■ **What is required**: Where does the word "name" appear in the entries below? Copy each line that holds it.

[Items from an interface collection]
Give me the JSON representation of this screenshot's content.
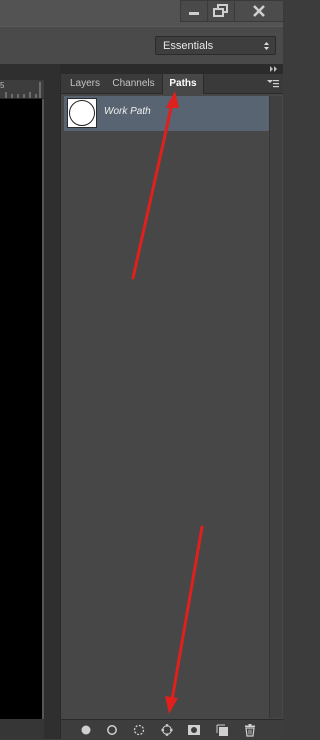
{
  "window": {
    "minimize_icon": "minimize-icon",
    "restore_icon": "restore-icon",
    "close_icon": "close-icon"
  },
  "options_bar": {
    "workspace_selected": "Essentials"
  },
  "document": {
    "ruler_label": "5"
  },
  "panel": {
    "tabs": [
      {
        "label": "Layers"
      },
      {
        "label": "Channels"
      },
      {
        "label": "Paths",
        "active": true
      }
    ],
    "paths": [
      {
        "name": "Work Path",
        "selected": true
      }
    ],
    "footer_buttons": [
      {
        "icon": "fill-path-icon"
      },
      {
        "icon": "stroke-path-icon"
      },
      {
        "icon": "load-selection-icon"
      },
      {
        "icon": "make-work-path-icon"
      },
      {
        "icon": "add-mask-icon"
      },
      {
        "icon": "new-path-icon"
      },
      {
        "icon": "delete-path-icon"
      }
    ]
  },
  "colors": {
    "selection": "#596472",
    "annotation_arrow": "#e0201c"
  }
}
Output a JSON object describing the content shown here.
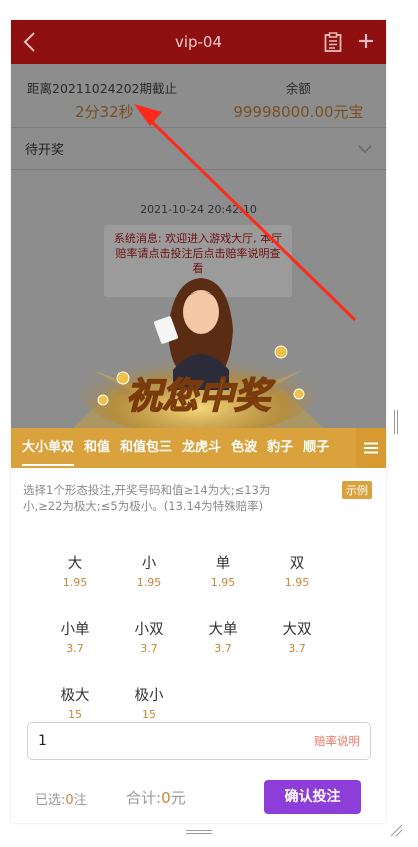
{
  "header": {
    "title": "vip-04",
    "back_icon": "chevron-left-icon",
    "clipboard_icon": "clipboard-icon",
    "add_icon": "plus-icon"
  },
  "info": {
    "period_label": "距离20211024202期截止",
    "countdown": "2分32秒",
    "balance_label": "余额",
    "balance_value": "99998000.00元宝"
  },
  "pending": {
    "label": "待开奖"
  },
  "chat": {
    "timestamp": "2021-10-24 20:42:10",
    "system_message": "系统消息: 欢迎进入游戏大厅, 本厅赔率请点击投注后点击赔率说明查看"
  },
  "banner": {
    "text": "祝您中奖"
  },
  "tabs": [
    "大小单双",
    "和值",
    "和值包三",
    "龙虎斗",
    "色波",
    "豹子",
    "顺子"
  ],
  "active_tab": 0,
  "description": "选择1个形态投注,开奖号码和值≥14为大;≤13为小,≥22为极大;≤5为极小。(13.14为特殊赔率)",
  "example_label": "示例",
  "bets": [
    {
      "name": "大",
      "odds": "1.95"
    },
    {
      "name": "小",
      "odds": "1.95"
    },
    {
      "name": "单",
      "odds": "1.95"
    },
    {
      "name": "双",
      "odds": "1.95"
    },
    {
      "name": "小单",
      "odds": "3.7"
    },
    {
      "name": "小双",
      "odds": "3.7"
    },
    {
      "name": "大单",
      "odds": "3.7"
    },
    {
      "name": "大双",
      "odds": "3.7"
    },
    {
      "name": "极大",
      "odds": "15"
    },
    {
      "name": "极小",
      "odds": "15"
    }
  ],
  "amount": {
    "value": "1",
    "odds_link": "赔率说明"
  },
  "footer": {
    "selected_label": "已选:",
    "selected_count": "0",
    "selected_unit": "注",
    "total_label": "合计:",
    "total_value": "0",
    "total_unit": "元",
    "confirm_label": "确认投注"
  },
  "colors": {
    "header": "#8e0f0f",
    "tab_bar": "#d9a23d",
    "confirm": "#8d3ed9",
    "odds": "#c8863a",
    "arrow": "#ff2a1a"
  }
}
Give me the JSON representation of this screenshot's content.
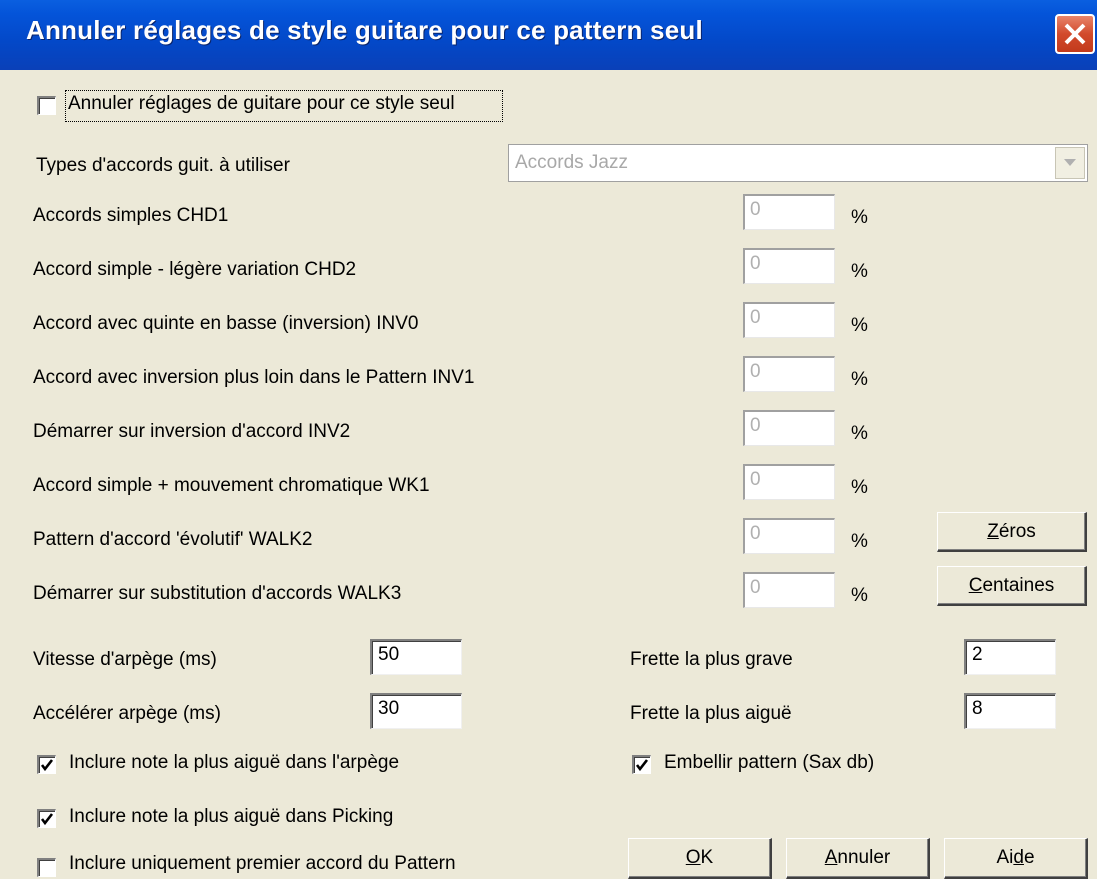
{
  "window": {
    "title": "Annuler réglages de style guitare pour ce pattern seul"
  },
  "override": {
    "label": "Annuler réglages de guitare pour ce style seul",
    "checked": false
  },
  "chord_types": {
    "label": "Types d'accords guit. à utiliser",
    "value": "Accords Jazz"
  },
  "percent_rows": [
    {
      "label": "Accords simples  CHD1",
      "value": "0",
      "unit": "%"
    },
    {
      "label": "Accord simple - légère variation   CHD2",
      "value": "0",
      "unit": "%"
    },
    {
      "label": "Accord avec quinte en basse (inversion)  INV0",
      "value": "0",
      "unit": "%"
    },
    {
      "label": "Accord avec inversion plus loin dans le Pattern  INV1",
      "value": "0",
      "unit": "%"
    },
    {
      "label": "Démarrer sur inversion d'accord  INV2",
      "value": "0",
      "unit": "%"
    },
    {
      "label": "Accord simple + mouvement chromatique  WK1",
      "value": "0",
      "unit": "%"
    },
    {
      "label": "Pattern d'accord 'évolutif'  WALK2",
      "value": "0",
      "unit": "%"
    },
    {
      "label": "Démarrer sur substitution d'accords  WALK3",
      "value": "0",
      "unit": "%"
    }
  ],
  "buttons": {
    "zeros": {
      "label": "Zéros",
      "mnemonic": "Z",
      "rest": "éros"
    },
    "hundreds": {
      "label": "Centaines",
      "mnemonic": "C",
      "rest": "entaines"
    },
    "ok": {
      "label": "OK",
      "mnemonic": "O",
      "rest": "K"
    },
    "cancel": {
      "label": "Annuler",
      "mnemonic": "A",
      "rest": "nnuler"
    },
    "help": {
      "label": "Aide",
      "pre": "Ai",
      "mnemonic": "d",
      "rest": "e"
    }
  },
  "arpeggio_speed": {
    "label": "Vitesse d'arpège (ms)",
    "value": "50"
  },
  "arpeggio_accel": {
    "label": "Accélérer arpège (ms)",
    "value": "30"
  },
  "lowest_fret": {
    "label": "Frette la plus grave",
    "value": "2"
  },
  "highest_fret": {
    "label": "Frette la plus aiguë",
    "value": "8"
  },
  "checks": {
    "top_note_arp": {
      "label": "Inclure note la plus aiguë dans l'arpège",
      "checked": true
    },
    "embellish": {
      "label": "Embellir pattern (Sax db)",
      "checked": true
    },
    "top_note_pick": {
      "label": "Inclure note la plus aiguë dans Picking",
      "checked": true
    },
    "first_chord_only": {
      "label": "Inclure uniquement premier accord du Pattern",
      "checked": false
    }
  }
}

■ **Response below**:
        "name": "Work Path",
      "name": "大",
      "name": "小",
      "name": "单",
      "name": "双",
      "name": "小单",
      "name": "小双",
      "name": "大单",
      "name": "大双",
      "name": "极大",
      "name": "极小",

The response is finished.